Wishing everyone luck this Friday the 13th, the most unlucky of all days. But where did this superstition come from? Why does the number 13 get such a bad wrap?
Throughout history, the number 13 has become associated with bad luck and a sense of impending doom. There’s even a term for extreme fear of the number: triskaidekaphobia — which if you try to say that out loud, it might be unlucky for your tongue.
In honor of Friday the 13th, we’re taking a look at the mystery of the missing 13th floor. The majority of buildings don’t have one and our aim is to explore the reasons why.
There is a connection between insurance and the 13th floor, a coincidental correlation that has nothing to do with risk. The first skyscraper — the Home Insurance Building, constructed in Chicago in 1885 — was built as the regional headquarters for an insurance company and did not have a 13th floor.
The Home Insurance Building is shown here in this early map of Chicago, indicated by the black arrow.1
Lest you think the superstition has died down since the early modern period, consider this... Across the street from WSRB's old office, a recently completed 38-story hotel and condominium building in downtown Seattle also lacks the 13th floor.
Many skyscrapers are built without a 13th floor, primarily due to superstition.
Since the introduction of modern skyscrapers, owners have continued to worry about superstitious tenants refusing to inhabit that “unlucky” floor.
The Otis Elevator Company reports that 80 to 90% of the elevators it has installed in skyscrapers and large hotels do not have a 13th-floor button. The lack of a 13th floor is especially common in residential buildings. Perhaps people don't mind spending 40 hours a week working on the 13th floor, but they consider sleeping, eating and playing there too much.
Taking the elevator to the 13th floor makes some people feel worried -
builders have come up with alternatives like floor 12A.
On the flip side, the iconic Empire State Building does have a 13th floor. Triskaidekaphobic tenants aside, for 40 years it stood as the tallest building in the world (1931–1972), holding the record longer than any of the other eight buildings that held it during the last century.
An unlucky number
Where did the fear of the number 13 begin? Nobody knows for sure, but the phenomenon can be traced back to ancient times. Here are just a few examples of why 13 may be an unlucky number:
- At the Last Supper, Judas Iscariot was the 13th guest - we all know how that went
- In Norse mythology, Loki crashed a banquet of a dozen gods - as the 13th partygoer, he caused a celestial uproar when he killed one of these divine guests with a poison arrow
- In many old stories, three might be a crowd, but 13 turns tragic
- There was the famous Apollo "failure is not an option" 13 lunar mission - not the most successful foray into outer space
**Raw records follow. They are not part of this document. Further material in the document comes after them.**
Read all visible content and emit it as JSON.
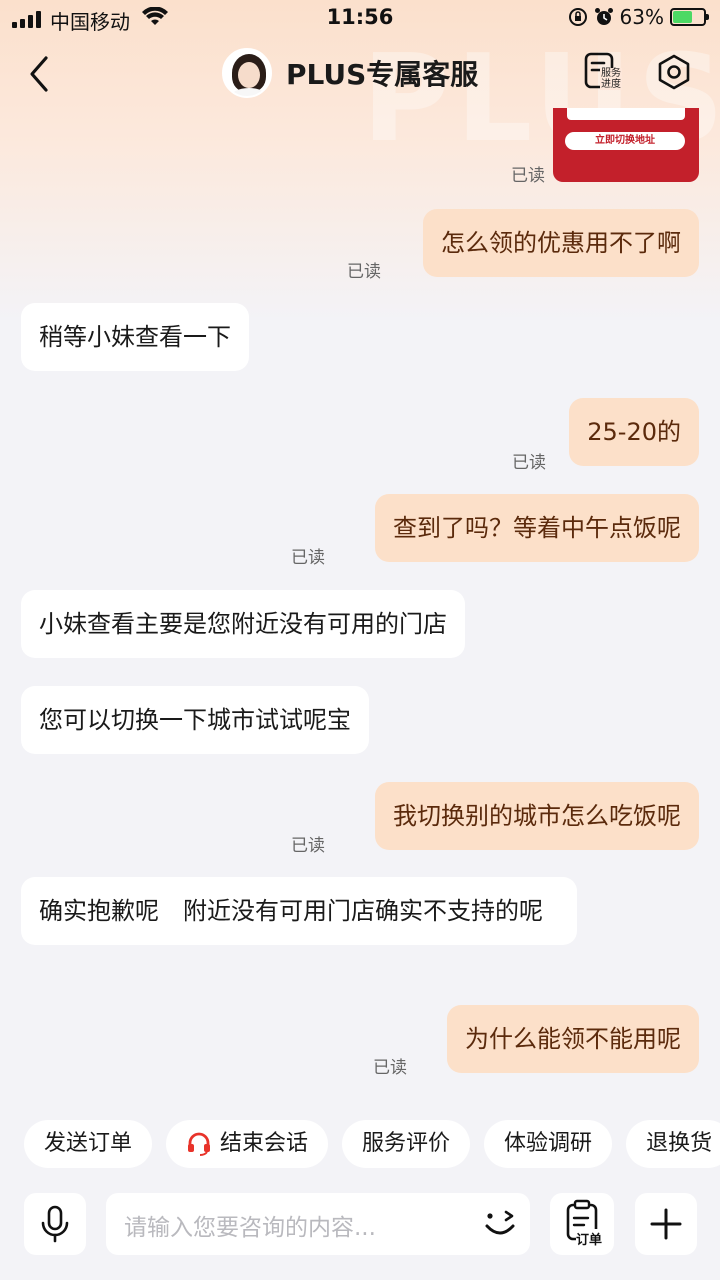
{
  "status_bar": {
    "carrier": "中国移动",
    "time": "11:56",
    "battery": "63%",
    "battery_level": 0.63
  },
  "nav": {
    "title": "PLUS专属客服",
    "watermark": "PLUS",
    "service_progress_label": "服务进度"
  },
  "card": {
    "button_label": "立即切换地址"
  },
  "messages": [
    {
      "side": "out",
      "text": "怎么领的优惠用不了啊",
      "read": "已读"
    },
    {
      "side": "in",
      "text": "稍等小妹查看一下"
    },
    {
      "side": "out",
      "text": "25-20的",
      "read": "已读"
    },
    {
      "side": "out",
      "text": "查到了吗？等着中午点饭呢",
      "read": "已读"
    },
    {
      "side": "in",
      "text": "小妹查看主要是您附近没有可用的门店"
    },
    {
      "side": "in",
      "text": "您可以切换一下城市试试呢宝"
    },
    {
      "side": "out",
      "text": "我切换别的城市怎么吃饭呢",
      "read": "已读"
    },
    {
      "side": "in",
      "text": "确实抱歉呢　附近没有可用门店确实不支持的呢"
    },
    {
      "side": "out",
      "text": "为什么能领不能用呢",
      "read": "已读"
    }
  ],
  "first_read": "已读",
  "quick_actions": [
    "发送订单",
    "结束会话",
    "服务评价",
    "体验调研",
    "退换货"
  ],
  "input": {
    "placeholder": "请输入您要咨询的内容...",
    "order_label": "订单"
  },
  "colors": {
    "outgoing_bubble": "#fce0c9",
    "incoming_bubble": "#ffffff",
    "header_gradient": "#fbe0cc",
    "accent_red": "#e8332a"
  }
}
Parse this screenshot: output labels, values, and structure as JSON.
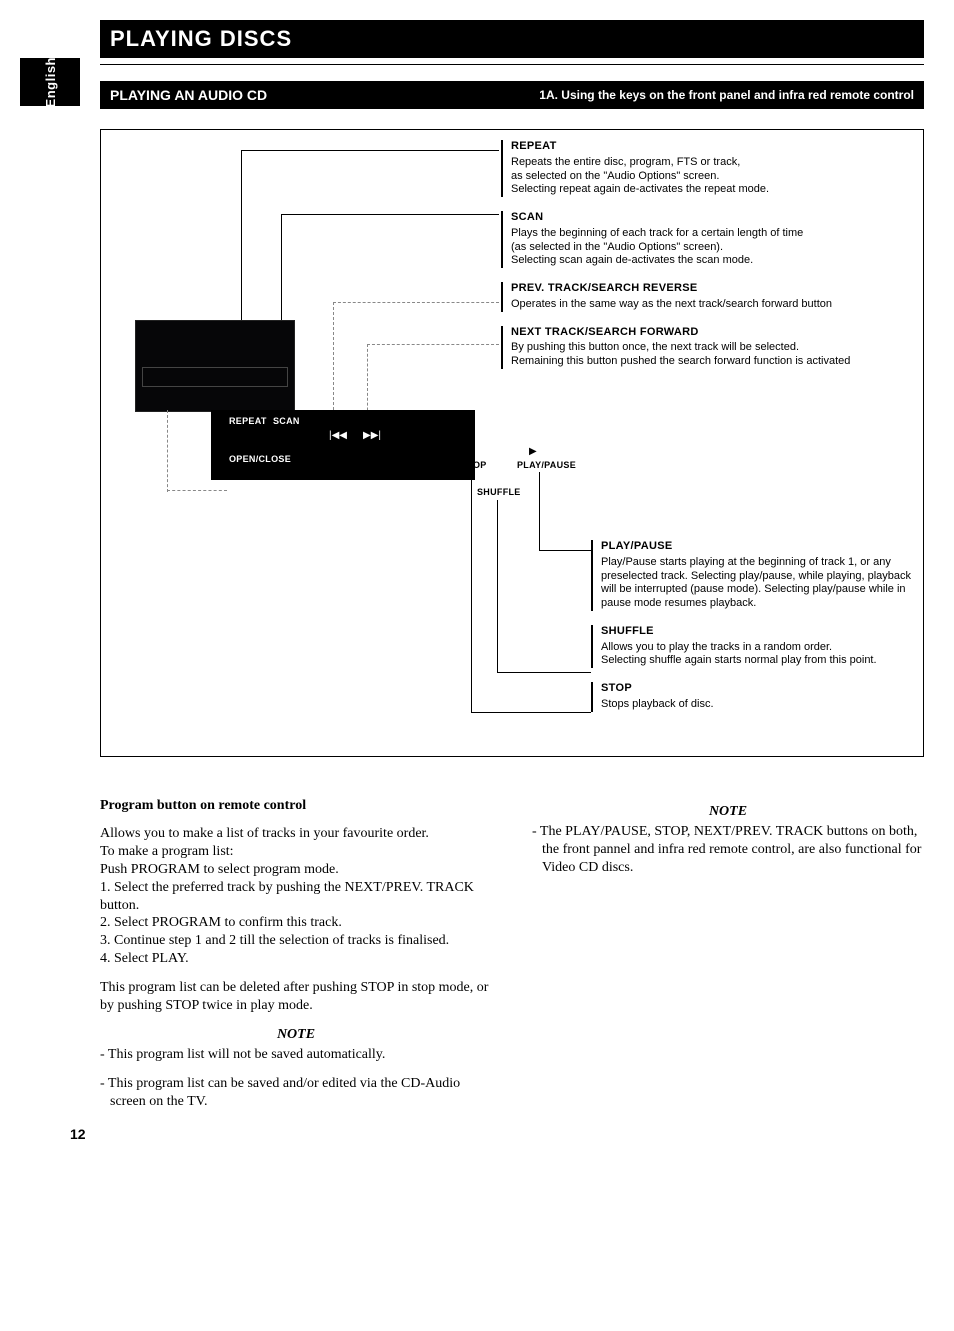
{
  "language_tab": "English",
  "page_number": "12",
  "title": "PLAYING DISCS",
  "section": {
    "heading": "PLAYING AN AUDIO CD",
    "subheading": "1A. Using the keys on the front panel and infra red remote control"
  },
  "diagram": {
    "panel_labels": {
      "repeat": "REPEAT",
      "scan": "SCAN",
      "open_close": "OPEN/CLOSE",
      "stop": "STOP",
      "play_pause": "PLAY/PAUSE",
      "shuffle": "SHUFFLE",
      "prev_glyph": "|◀◀",
      "next_glyph": "▶▶|",
      "stop_glyph": "■",
      "play_glyph": "▶"
    },
    "callouts_top": [
      {
        "title": "REPEAT",
        "body": "Repeats the entire disc, program, FTS or track,\nas selected on the \"Audio Options\" screen.\nSelecting repeat again de-activates the repeat mode."
      },
      {
        "title": "SCAN",
        "body": "Plays the beginning of each track for a certain length of time\n(as selected in the \"Audio Options\" screen).\nSelecting scan again de-activates the scan mode."
      },
      {
        "title": "PREV. TRACK/SEARCH REVERSE",
        "body": "Operates in the same way as the next track/search forward button"
      },
      {
        "title": "NEXT TRACK/SEARCH FORWARD",
        "body": "By pushing this button once, the next track will be selected.\nRemaining this button pushed the search forward function is activated"
      }
    ],
    "callouts_bottom": [
      {
        "title": "PLAY/PAUSE",
        "body": "Play/Pause starts playing at the beginning of track 1, or any preselected track. Selecting play/pause, while playing, playback will be interrupted (pause mode). Selecting play/pause while in pause mode resumes playback."
      },
      {
        "title": "SHUFFLE",
        "body": "Allows you to play the tracks in a random order.\nSelecting shuffle again starts normal play from this point."
      },
      {
        "title": "STOP",
        "body": "Stops playback of disc."
      }
    ]
  },
  "left_col": {
    "heading": "Program button on remote control",
    "p1": "Allows you to make a list of tracks in your favourite order.\nTo make a program list:\nPush PROGRAM to select program mode.\n1. Select the preferred track by pushing the NEXT/PREV. TRACK button.\n2. Select PROGRAM to confirm this track.\n3. Continue step 1 and 2 till the selection of tracks is finalised.\n4. Select PLAY.",
    "p2": "This program list can be deleted after pushing STOP in stop mode, or by pushing STOP twice in play mode.",
    "note_title": "NOTE",
    "notes": [
      "-  This program list will not be saved automatically.",
      "-  This program list can be saved and/or edited via the CD-Audio screen on the TV."
    ]
  },
  "right_col": {
    "note_title": "NOTE",
    "notes": [
      "-  The PLAY/PAUSE, STOP, NEXT/PREV. TRACK buttons on both, the front pannel and infra red remote control, are also functional for Video CD discs."
    ]
  }
}
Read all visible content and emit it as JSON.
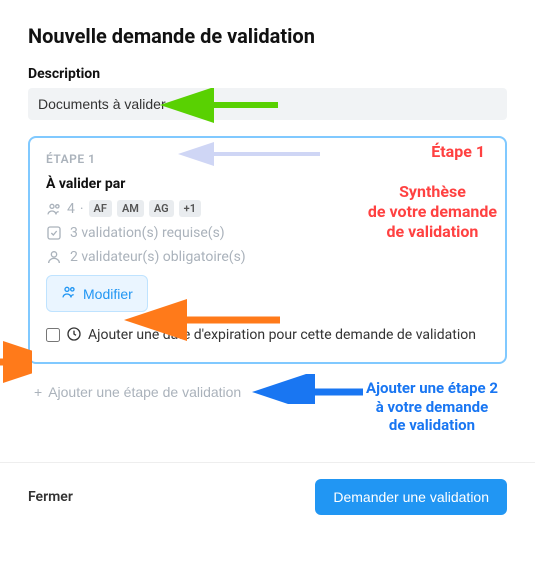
{
  "header": {
    "title": "Nouvelle demande de validation"
  },
  "description": {
    "label": "Description",
    "value": "Documents à valider"
  },
  "step1": {
    "header": "ÉTAPE 1",
    "validate_label": "À valider par",
    "count": "4",
    "badges": [
      "AF",
      "AM",
      "AG",
      "+1"
    ],
    "required": "3 validation(s) requise(s)",
    "mandatory": "2 validateur(s) obligatoire(s)",
    "modify": "Modifier",
    "expire": "Ajouter une date d'expiration pour cette demande de validation"
  },
  "add_step": "Ajouter une étape de validation",
  "footer": {
    "close": "Fermer",
    "submit": "Demander une validation"
  },
  "annotations": {
    "etape1": "Étape 1",
    "synthese": "Synthèse\nde votre demande\nde validation",
    "add2": "Ajouter une étape 2\nà votre demande\nde validation"
  }
}
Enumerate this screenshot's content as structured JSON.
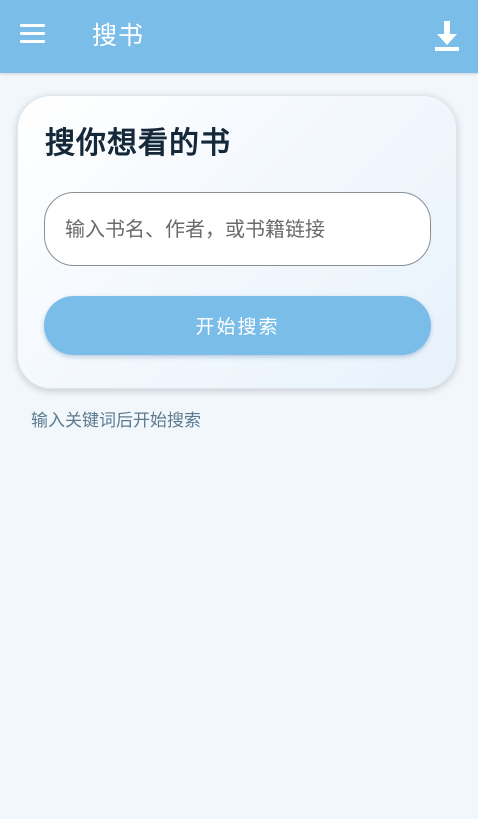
{
  "appbar": {
    "title": "搜书",
    "menu_icon": "hamburger-menu-icon",
    "download_icon": "download-icon",
    "color": "#7bbde9"
  },
  "search_card": {
    "title": "搜你想看的书",
    "input": {
      "value": "",
      "placeholder": "输入书名、作者，或书籍链接"
    },
    "button_label": "开始搜索"
  },
  "hint": "输入关键词后开始搜索"
}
- In a Tarot deck, the 13th card is Death, often picturing the Pale horse with its rider
In the past, you could even turn superstition about the number 13 into an occupation. A 1977 article in the New York Times entitled “13th Floor, Anyone?” explains:
An aversion to 13 at the table became entrenched in the modern world, particularly in France, where if 13 guests somehow ended up on an invitation list a 14th was hurriedly pressed into service. Some Frenchmen — known as quatorzes — earned a living by attending dinner parties to sit in the 14th chair.
The number 13 isn’t all bad - there are plenty of examples of positive connections to this number:
- There are 13 stripes on the American flag, representing the 13 colonies
- Taylor Swift was born on December 13th and considers 13 her lucky number
- The Italian expression "fare tredici" (translated as "make thirteen") means to hit the jackpot
- If you get a baker’s dozen at the bagel or donut shop, that 13th one is still pretty tasty
Remember the Home Insurance Building in Chicago? It turns out the owner wasn’t superstitious after all. The reason it didn’t have the 13th floor was that it was only 10 stories high - even after an addition in 1890, its maximum height was only 12 stories.
Maybe we've got it all wrong after all - perhaps 13 is nothing more than a number between 12 and 14. And with that, this post comes to an end. Here’s wishing you a safe, lucky and claims-free Friday the 13th.
 Chicagology, https://chicagology.com/goldenage/goldenage076/